training for bioinformatics research
As has been noted recently in blogs and papers, there is a wide range of demand and skill sets for the budding and indeed accomplished bioinformatician. User level, engineer level, researcher level – whatever the level, best practice is vital.
The realism problem rears its ugly head here. By concentrating on the exact problems in mind you’re missing out on all the underlying ideology to make you a better bioinformatics user/engineer/researcher from the outset. Mick recently said that “most bioinformaticians are bad scientists” (provocatively of course – unsure of how much seriousness was present). I wince at this statement. Most bioinformaticians haven’t been given the opportunity to learn what being a good researcher is, because they are required to get started on a problem ASAP, analyse some data, produce a result, and get a middle-author gig for a foreseeable future. Eeesh. This is horrible. One of the attendees at a recent bootcamp said to me that he/she was being asked to analyse a particular type of dataset that he/she hadn’t seen before. They wanted training (an exact course to help them was actually coming up) but their lab manager said that it wasn’t suitable, so the attendee was considering paying with their own money. W. T. Actual. F. Transferable skills are probably the most valuable things you can give a researcher.

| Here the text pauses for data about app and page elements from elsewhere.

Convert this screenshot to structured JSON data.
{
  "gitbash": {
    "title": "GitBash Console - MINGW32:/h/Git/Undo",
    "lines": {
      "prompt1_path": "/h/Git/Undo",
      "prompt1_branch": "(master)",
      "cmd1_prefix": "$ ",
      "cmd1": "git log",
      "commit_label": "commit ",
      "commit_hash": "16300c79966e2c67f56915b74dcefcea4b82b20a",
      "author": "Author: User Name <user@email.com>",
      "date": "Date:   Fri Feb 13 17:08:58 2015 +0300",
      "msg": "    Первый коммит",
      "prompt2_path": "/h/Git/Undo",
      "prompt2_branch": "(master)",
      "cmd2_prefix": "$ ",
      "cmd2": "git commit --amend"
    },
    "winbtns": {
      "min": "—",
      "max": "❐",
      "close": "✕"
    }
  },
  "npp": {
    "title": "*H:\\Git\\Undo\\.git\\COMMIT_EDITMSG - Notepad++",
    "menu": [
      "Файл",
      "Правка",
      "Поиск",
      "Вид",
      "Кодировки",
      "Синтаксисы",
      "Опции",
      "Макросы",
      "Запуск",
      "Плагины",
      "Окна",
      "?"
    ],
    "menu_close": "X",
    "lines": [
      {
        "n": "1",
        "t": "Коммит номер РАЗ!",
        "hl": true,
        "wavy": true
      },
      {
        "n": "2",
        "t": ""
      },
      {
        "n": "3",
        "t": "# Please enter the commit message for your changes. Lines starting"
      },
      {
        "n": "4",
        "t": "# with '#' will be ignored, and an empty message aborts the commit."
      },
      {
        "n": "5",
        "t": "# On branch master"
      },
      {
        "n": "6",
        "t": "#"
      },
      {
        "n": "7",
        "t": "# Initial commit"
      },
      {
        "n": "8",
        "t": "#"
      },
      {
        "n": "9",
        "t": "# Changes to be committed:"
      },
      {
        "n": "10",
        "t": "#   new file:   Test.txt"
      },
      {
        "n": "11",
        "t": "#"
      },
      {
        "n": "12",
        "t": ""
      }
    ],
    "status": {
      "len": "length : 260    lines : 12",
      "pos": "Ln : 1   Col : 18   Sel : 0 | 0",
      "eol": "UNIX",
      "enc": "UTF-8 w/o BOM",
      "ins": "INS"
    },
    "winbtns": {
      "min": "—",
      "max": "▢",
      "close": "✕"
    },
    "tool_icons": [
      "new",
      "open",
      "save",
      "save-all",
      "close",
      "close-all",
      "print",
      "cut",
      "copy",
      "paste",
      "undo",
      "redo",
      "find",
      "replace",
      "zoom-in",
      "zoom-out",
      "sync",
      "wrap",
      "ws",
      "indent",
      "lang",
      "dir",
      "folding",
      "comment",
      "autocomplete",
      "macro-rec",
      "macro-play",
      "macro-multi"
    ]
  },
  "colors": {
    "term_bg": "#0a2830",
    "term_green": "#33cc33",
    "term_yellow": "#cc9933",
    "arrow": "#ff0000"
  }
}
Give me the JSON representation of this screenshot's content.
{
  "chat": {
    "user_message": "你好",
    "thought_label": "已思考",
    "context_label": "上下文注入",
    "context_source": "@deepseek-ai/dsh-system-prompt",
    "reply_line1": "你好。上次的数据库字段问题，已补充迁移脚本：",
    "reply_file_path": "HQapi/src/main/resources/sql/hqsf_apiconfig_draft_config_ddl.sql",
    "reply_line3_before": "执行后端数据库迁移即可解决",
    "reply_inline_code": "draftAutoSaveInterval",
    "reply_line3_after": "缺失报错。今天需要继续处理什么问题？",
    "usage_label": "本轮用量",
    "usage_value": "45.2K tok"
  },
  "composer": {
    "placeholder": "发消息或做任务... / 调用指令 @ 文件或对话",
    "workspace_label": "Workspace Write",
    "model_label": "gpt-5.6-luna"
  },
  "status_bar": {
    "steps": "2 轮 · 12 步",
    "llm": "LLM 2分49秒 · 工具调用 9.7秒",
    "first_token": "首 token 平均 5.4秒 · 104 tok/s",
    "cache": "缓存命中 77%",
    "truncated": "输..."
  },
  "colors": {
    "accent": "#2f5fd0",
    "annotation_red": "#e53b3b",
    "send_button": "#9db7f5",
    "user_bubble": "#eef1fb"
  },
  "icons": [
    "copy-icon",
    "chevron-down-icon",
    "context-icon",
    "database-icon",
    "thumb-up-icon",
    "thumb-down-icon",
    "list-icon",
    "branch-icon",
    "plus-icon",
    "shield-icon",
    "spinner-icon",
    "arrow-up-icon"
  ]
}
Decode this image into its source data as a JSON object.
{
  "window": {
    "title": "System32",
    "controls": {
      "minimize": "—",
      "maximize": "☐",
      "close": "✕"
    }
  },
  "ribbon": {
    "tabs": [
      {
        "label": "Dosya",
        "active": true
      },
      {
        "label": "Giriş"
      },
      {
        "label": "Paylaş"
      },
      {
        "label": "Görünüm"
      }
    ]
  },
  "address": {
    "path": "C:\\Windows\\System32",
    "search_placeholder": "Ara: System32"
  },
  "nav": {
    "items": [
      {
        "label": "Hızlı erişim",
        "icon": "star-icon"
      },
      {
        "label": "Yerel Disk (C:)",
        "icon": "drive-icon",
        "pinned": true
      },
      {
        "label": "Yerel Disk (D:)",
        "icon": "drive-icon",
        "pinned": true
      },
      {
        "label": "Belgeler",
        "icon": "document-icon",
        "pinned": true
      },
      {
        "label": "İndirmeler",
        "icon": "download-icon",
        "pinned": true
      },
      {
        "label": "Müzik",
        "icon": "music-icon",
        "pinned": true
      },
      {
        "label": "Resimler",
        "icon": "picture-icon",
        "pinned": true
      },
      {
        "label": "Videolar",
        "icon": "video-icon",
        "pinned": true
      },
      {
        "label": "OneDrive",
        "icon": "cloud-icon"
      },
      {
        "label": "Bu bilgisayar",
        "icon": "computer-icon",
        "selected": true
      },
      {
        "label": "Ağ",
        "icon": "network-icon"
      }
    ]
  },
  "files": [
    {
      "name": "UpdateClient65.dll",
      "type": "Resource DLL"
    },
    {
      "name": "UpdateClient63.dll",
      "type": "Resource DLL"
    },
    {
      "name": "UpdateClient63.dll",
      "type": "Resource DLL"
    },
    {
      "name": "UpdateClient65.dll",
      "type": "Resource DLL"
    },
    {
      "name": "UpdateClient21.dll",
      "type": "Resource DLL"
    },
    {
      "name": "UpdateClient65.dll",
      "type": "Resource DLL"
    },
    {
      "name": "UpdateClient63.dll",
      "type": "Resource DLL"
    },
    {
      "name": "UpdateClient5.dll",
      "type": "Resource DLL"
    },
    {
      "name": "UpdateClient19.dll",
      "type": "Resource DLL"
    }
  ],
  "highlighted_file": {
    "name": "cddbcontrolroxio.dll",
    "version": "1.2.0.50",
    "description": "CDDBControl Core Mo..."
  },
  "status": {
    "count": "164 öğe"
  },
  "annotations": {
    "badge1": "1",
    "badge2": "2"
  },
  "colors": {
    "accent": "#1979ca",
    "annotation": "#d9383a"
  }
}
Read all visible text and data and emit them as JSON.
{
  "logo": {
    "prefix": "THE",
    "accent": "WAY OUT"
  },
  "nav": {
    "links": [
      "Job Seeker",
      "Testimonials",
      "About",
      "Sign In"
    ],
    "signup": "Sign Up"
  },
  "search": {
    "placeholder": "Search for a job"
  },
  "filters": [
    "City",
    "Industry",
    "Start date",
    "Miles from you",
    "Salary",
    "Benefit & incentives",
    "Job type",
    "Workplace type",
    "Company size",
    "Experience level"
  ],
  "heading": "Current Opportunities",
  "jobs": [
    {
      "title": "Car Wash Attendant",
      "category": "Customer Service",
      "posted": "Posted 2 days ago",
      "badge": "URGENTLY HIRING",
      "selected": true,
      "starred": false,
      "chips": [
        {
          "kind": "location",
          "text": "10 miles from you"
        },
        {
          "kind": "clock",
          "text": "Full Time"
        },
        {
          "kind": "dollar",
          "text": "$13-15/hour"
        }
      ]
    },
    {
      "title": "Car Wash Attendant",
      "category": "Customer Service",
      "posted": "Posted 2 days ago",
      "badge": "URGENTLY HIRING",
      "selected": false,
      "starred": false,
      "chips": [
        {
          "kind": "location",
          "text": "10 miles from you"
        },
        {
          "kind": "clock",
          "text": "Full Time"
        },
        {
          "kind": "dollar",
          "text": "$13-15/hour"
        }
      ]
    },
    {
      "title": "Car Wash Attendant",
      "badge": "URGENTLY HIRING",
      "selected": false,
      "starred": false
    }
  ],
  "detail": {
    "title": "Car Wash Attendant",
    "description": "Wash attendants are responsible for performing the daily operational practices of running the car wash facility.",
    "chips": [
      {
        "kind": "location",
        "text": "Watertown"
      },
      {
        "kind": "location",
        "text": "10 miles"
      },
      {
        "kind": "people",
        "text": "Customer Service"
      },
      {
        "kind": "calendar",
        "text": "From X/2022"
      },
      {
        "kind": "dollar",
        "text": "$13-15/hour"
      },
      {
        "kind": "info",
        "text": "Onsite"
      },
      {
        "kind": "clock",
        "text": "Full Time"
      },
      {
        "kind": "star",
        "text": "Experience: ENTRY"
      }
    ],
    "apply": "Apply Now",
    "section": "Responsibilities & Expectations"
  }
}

I truly believe that frameworks like ipynb help novices to quickly get started with hacking in Python. The reference material is interspersed with the code that actually runs within the page, allowing real-time assessment by the student themselves of the code they have written and the output (and errors!) they get. This has to be more effective than a massive wodge of printed out text or book and a blank Python interpreter for getting novices up a couple of rungs on the ladder.
The whole point of ipynb is not to teach students how to use ipynb to do their research. It’s a tool to at the very least get them started in understanding what comprises bioinformatics research, how best to go about learning the fundamentals, and how to apply them in a safe environment – away from pestering lab/project/group managers. You don’t need years of experience to be effective in bioinformatics, and the training I’m talking about isn’t aimed at shoving this pseudo-experience down their throats at a bootcamp. It’s ground-work. Preparation. Core principles that make bioinformatics what it is – interesting, fun, and at the end of the day, valuable to the community. I couldn’t agree with this tweet more:
Budding bioinformaticians should learn these central tools that are so ubiquitous that not doing so would be needlessly ignorant and an unwarranted misappropriation of their own time. Likewise, I argue that the entry point to the world of bioinformatics should be sensible, measured and consistent – learn the basics of the shell, versioning systems, a suitable programming language, and the notion of reproducibility and best practice. Every time.
These concepts should just as ubiquitous as screen and parallel.